Goal of the exercise: "cancel" is the word to look for; copy each line of the listing where it occurs.
BEGIN
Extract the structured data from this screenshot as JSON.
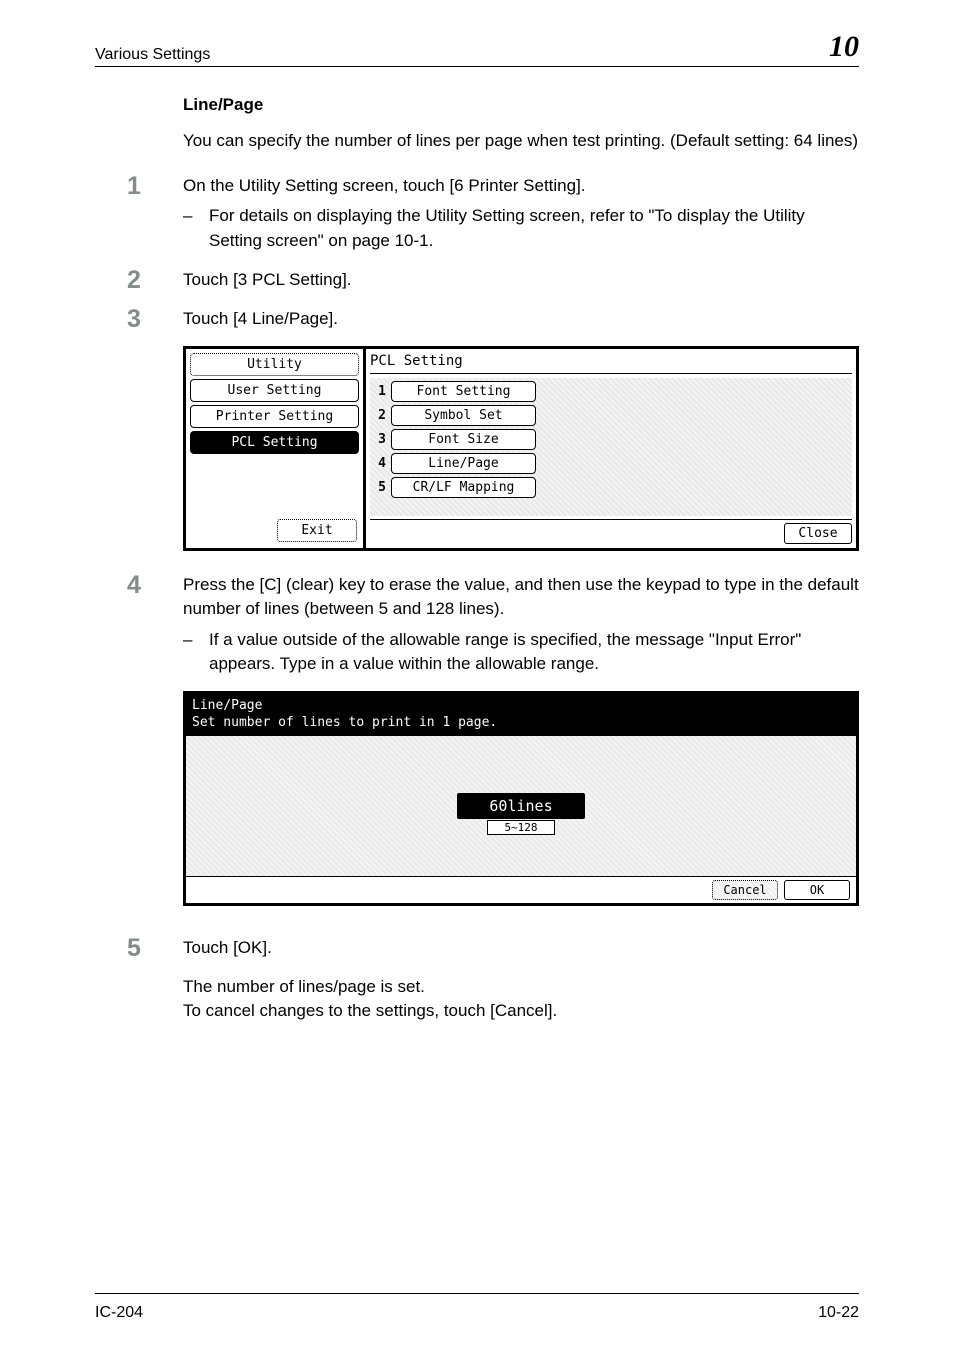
{
  "header": {
    "title": "Various Settings",
    "chapter_num": "10"
  },
  "section_heading": "Line/Page",
  "intro": "You can specify the number of lines per page when test printing. (Default setting: 64 lines)",
  "steps": {
    "s1": {
      "num": "1",
      "text": "On the Utility Setting screen, touch [6 Printer Setting].",
      "sub": "For details on displaying the Utility Setting screen, refer to \"To display the Utility Setting screen\" on page 10-1."
    },
    "s2": {
      "num": "2",
      "text": "Touch [3 PCL Setting]."
    },
    "s3": {
      "num": "3",
      "text": "Touch [4 Line/Page]."
    },
    "s4": {
      "num": "4",
      "text": "Press the [C] (clear) key to erase the value, and then use the keypad to type in the default number of lines (between 5 and 128 lines).",
      "sub": "If a value outside of the allowable range is specified, the message \"Input Error\" appears. Type in a value within the allowable range."
    },
    "s5": {
      "num": "5",
      "text": "Touch [OK]."
    }
  },
  "result": {
    "l1": "The number of lines/page is set.",
    "l2": "To cancel changes to the settings, touch [Cancel]."
  },
  "ui1": {
    "crumbs": {
      "c1": "Utility",
      "c2": "User Setting",
      "c3": "Printer Setting",
      "c4": "PCL Setting"
    },
    "exit": "Exit",
    "title": "PCL Setting",
    "items": {
      "i1": {
        "n": "1",
        "label": "Font Setting"
      },
      "i2": {
        "n": "2",
        "label": "Symbol Set"
      },
      "i3": {
        "n": "3",
        "label": "Font Size"
      },
      "i4": {
        "n": "4",
        "label": "Line/Page"
      },
      "i5": {
        "n": "5",
        "label": "CR/LF Mapping"
      }
    },
    "close": "Close"
  },
  "ui2": {
    "title": "Line/Page",
    "subtitle": "Set number of lines to print in 1 page.",
    "value": "60lines",
    "range": "5~128",
    "cancel": "Cancel",
    "ok": "OK"
  },
  "footer": {
    "left": "IC-204",
    "right": "10-22"
  }
}
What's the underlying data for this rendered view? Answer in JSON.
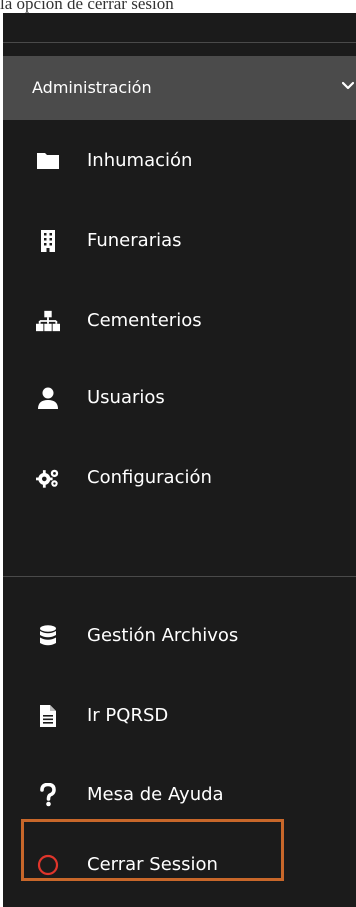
{
  "top_caption": "la opción de cerrar sesión",
  "section": {
    "label": "Administración",
    "chevron_icon": "chevron-down-icon"
  },
  "admin_items": [
    {
      "label": "Inhumación",
      "icon": "folder-icon"
    },
    {
      "label": "Funerarias",
      "icon": "building-icon"
    },
    {
      "label": "Cementerios",
      "icon": "sitemap-icon"
    },
    {
      "label": "Usuarios",
      "icon": "user-icon"
    },
    {
      "label": "Configuración",
      "icon": "cogs-icon"
    }
  ],
  "bottom_items": [
    {
      "label": "Gestión Archivos",
      "icon": "database-icon"
    },
    {
      "label": "Ir PQRSD",
      "icon": "document-icon"
    },
    {
      "label": "Mesa de Ayuda",
      "icon": "question-icon"
    },
    {
      "label": "Cerrar Session",
      "icon": "circle-icon"
    }
  ],
  "colors": {
    "sidebar_bg": "#1b1b1b",
    "header_bg": "#4b4b4b",
    "text": "#ffffff",
    "logout_icon": "#e0352b",
    "highlight_border": "#c8672a"
  }
}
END
Written answer:
    "l2": "To cancel changes to the settings, touch [Cancel]."
    "cancel": "Cancel",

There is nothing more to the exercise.